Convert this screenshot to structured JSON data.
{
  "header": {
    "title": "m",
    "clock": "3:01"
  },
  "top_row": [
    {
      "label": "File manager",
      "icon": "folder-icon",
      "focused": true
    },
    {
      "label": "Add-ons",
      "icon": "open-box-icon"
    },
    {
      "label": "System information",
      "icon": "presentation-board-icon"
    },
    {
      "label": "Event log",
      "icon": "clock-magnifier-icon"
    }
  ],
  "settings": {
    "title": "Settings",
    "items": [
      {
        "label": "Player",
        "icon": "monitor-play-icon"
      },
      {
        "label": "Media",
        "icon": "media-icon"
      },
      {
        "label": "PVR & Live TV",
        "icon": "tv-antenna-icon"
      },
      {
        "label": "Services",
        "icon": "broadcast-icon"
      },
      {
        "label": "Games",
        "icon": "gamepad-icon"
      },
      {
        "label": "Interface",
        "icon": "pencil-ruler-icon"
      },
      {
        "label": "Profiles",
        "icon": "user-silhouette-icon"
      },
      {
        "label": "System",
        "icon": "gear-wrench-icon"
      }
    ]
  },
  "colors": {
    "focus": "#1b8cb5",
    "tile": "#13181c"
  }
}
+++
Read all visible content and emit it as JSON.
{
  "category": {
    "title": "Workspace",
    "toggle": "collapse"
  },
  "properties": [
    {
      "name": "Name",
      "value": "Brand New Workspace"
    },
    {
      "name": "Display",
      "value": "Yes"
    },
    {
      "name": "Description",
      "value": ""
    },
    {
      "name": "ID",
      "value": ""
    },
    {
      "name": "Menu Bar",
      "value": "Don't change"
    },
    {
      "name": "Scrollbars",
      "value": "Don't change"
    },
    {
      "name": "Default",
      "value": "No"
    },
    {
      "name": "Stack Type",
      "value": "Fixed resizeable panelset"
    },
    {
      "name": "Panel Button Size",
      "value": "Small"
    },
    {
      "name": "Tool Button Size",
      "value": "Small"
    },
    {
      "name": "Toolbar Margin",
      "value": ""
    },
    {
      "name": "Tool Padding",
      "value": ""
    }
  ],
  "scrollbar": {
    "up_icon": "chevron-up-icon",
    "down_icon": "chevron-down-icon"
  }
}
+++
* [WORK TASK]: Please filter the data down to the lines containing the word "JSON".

* [TASK ANSWER]:
Convert this screenshot to structured JSON data.
Read all visible content and emit it as JSON.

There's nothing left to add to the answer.